Those with long memories view the flights of yesteryear through rose tinted glasses. They speak of beautiful crews decked out in skimpy outfits carving roasts at the seat on aircraft that are hardly full. Sounds wonderful! However a look at some vintage British Airways seat maps tells a different story.
Airline seating has come a long way since the 1990s when BA introduced lie-flat seats in Club World business class (we’ll overlook how Philippine Airlines had actual bunks for First Class passengers on their Boeing 747 upper decks before this!). Nowadays every international carrier offers lie-flat seating, but what were things like before that?
Vintage British Airways Seat Maps
Remember airline timetables? They were often printed on the thinnest paper imaginable to keep them slim. That means you could see through the pages a bit, which explains why some of the following scans look as they do. These are not my scans by the way, I found them online.
Back when I was about 13 or 14, I phoned airlines and had them send me their timetables. One of my favourite parts were the seating plans in the back and I found British Airways had some of the best. Not only did they have a bunch of different aircraft types in the fleet, but they also had Concorde.
The differences between then and today are stark in the premium cabins. First class comprises of recliners, with a large footrest denoted on the seat map. It looks a bit more like today’s business class, but nothing like what is up front today.
Club World business class looks a lot like what you see in Premium Economy today. Economy class hasn’t seemed to have changed much, though I suppose today everyone has an individual screen whereas back then it was a cinema type screen per cabin and pneumatic headphones!
It’s fun seeing the vintage British Airways seat maps, just to see how much things have changed. Some of them have been recreated at aeroLOPA as well, which gives you a more modern look at the scale of the arrangements.
Passengers flying the Lockheed TriStar remember the five toilets right at the back of the economy class cabin, just as much as those on the early Boeing 747s remember the spiral staircase to the upper deck. Good times all round, I’m sure!

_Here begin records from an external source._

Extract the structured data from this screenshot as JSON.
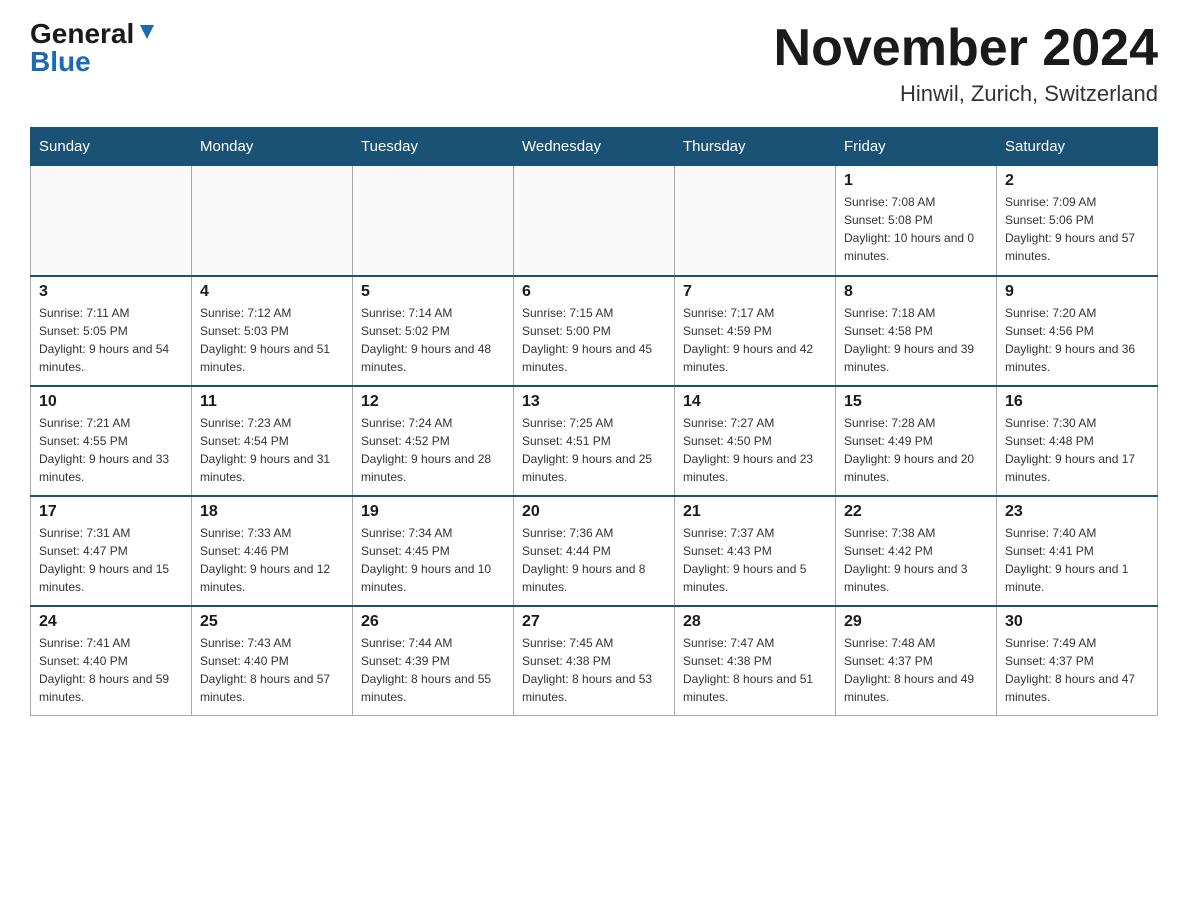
{
  "header": {
    "logo_general": "General",
    "logo_blue": "Blue",
    "month_title": "November 2024",
    "location": "Hinwil, Zurich, Switzerland"
  },
  "weekdays": [
    "Sunday",
    "Monday",
    "Tuesday",
    "Wednesday",
    "Thursday",
    "Friday",
    "Saturday"
  ],
  "weeks": [
    [
      {
        "day": "",
        "info": ""
      },
      {
        "day": "",
        "info": ""
      },
      {
        "day": "",
        "info": ""
      },
      {
        "day": "",
        "info": ""
      },
      {
        "day": "",
        "info": ""
      },
      {
        "day": "1",
        "info": "Sunrise: 7:08 AM\nSunset: 5:08 PM\nDaylight: 10 hours and 0 minutes."
      },
      {
        "day": "2",
        "info": "Sunrise: 7:09 AM\nSunset: 5:06 PM\nDaylight: 9 hours and 57 minutes."
      }
    ],
    [
      {
        "day": "3",
        "info": "Sunrise: 7:11 AM\nSunset: 5:05 PM\nDaylight: 9 hours and 54 minutes."
      },
      {
        "day": "4",
        "info": "Sunrise: 7:12 AM\nSunset: 5:03 PM\nDaylight: 9 hours and 51 minutes."
      },
      {
        "day": "5",
        "info": "Sunrise: 7:14 AM\nSunset: 5:02 PM\nDaylight: 9 hours and 48 minutes."
      },
      {
        "day": "6",
        "info": "Sunrise: 7:15 AM\nSunset: 5:00 PM\nDaylight: 9 hours and 45 minutes."
      },
      {
        "day": "7",
        "info": "Sunrise: 7:17 AM\nSunset: 4:59 PM\nDaylight: 9 hours and 42 minutes."
      },
      {
        "day": "8",
        "info": "Sunrise: 7:18 AM\nSunset: 4:58 PM\nDaylight: 9 hours and 39 minutes."
      },
      {
        "day": "9",
        "info": "Sunrise: 7:20 AM\nSunset: 4:56 PM\nDaylight: 9 hours and 36 minutes."
      }
    ],
    [
      {
        "day": "10",
        "info": "Sunrise: 7:21 AM\nSunset: 4:55 PM\nDaylight: 9 hours and 33 minutes."
      },
      {
        "day": "11",
        "info": "Sunrise: 7:23 AM\nSunset: 4:54 PM\nDaylight: 9 hours and 31 minutes."
      },
      {
        "day": "12",
        "info": "Sunrise: 7:24 AM\nSunset: 4:52 PM\nDaylight: 9 hours and 28 minutes."
      },
      {
        "day": "13",
        "info": "Sunrise: 7:25 AM\nSunset: 4:51 PM\nDaylight: 9 hours and 25 minutes."
      },
      {
        "day": "14",
        "info": "Sunrise: 7:27 AM\nSunset: 4:50 PM\nDaylight: 9 hours and 23 minutes."
      },
      {
        "day": "15",
        "info": "Sunrise: 7:28 AM\nSunset: 4:49 PM\nDaylight: 9 hours and 20 minutes."
      },
      {
        "day": "16",
        "info": "Sunrise: 7:30 AM\nSunset: 4:48 PM\nDaylight: 9 hours and 17 minutes."
      }
    ],
    [
      {
        "day": "17",
        "info": "Sunrise: 7:31 AM\nSunset: 4:47 PM\nDaylight: 9 hours and 15 minutes."
      },
      {
        "day": "18",
        "info": "Sunrise: 7:33 AM\nSunset: 4:46 PM\nDaylight: 9 hours and 12 minutes."
      },
      {
        "day": "19",
        "info": "Sunrise: 7:34 AM\nSunset: 4:45 PM\nDaylight: 9 hours and 10 minutes."
      },
      {
        "day": "20",
        "info": "Sunrise: 7:36 AM\nSunset: 4:44 PM\nDaylight: 9 hours and 8 minutes."
      },
      {
        "day": "21",
        "info": "Sunrise: 7:37 AM\nSunset: 4:43 PM\nDaylight: 9 hours and 5 minutes."
      },
      {
        "day": "22",
        "info": "Sunrise: 7:38 AM\nSunset: 4:42 PM\nDaylight: 9 hours and 3 minutes."
      },
      {
        "day": "23",
        "info": "Sunrise: 7:40 AM\nSunset: 4:41 PM\nDaylight: 9 hours and 1 minute."
      }
    ],
    [
      {
        "day": "24",
        "info": "Sunrise: 7:41 AM\nSunset: 4:40 PM\nDaylight: 8 hours and 59 minutes."
      },
      {
        "day": "25",
        "info": "Sunrise: 7:43 AM\nSunset: 4:40 PM\nDaylight: 8 hours and 57 minutes."
      },
      {
        "day": "26",
        "info": "Sunrise: 7:44 AM\nSunset: 4:39 PM\nDaylight: 8 hours and 55 minutes."
      },
      {
        "day": "27",
        "info": "Sunrise: 7:45 AM\nSunset: 4:38 PM\nDaylight: 8 hours and 53 minutes."
      },
      {
        "day": "28",
        "info": "Sunrise: 7:47 AM\nSunset: 4:38 PM\nDaylight: 8 hours and 51 minutes."
      },
      {
        "day": "29",
        "info": "Sunrise: 7:48 AM\nSunset: 4:37 PM\nDaylight: 8 hours and 49 minutes."
      },
      {
        "day": "30",
        "info": "Sunrise: 7:49 AM\nSunset: 4:37 PM\nDaylight: 8 hours and 47 minutes."
      }
    ]
  ]
}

What do you think of these vintage British Airways seat maps? Do they bring back any memories for you? Thank you for reading and if you have any comments or questions, please leave them below.
Featured image by Mike Freer of Touchdown Aviation on Airliners.net via Wikimedia Commons.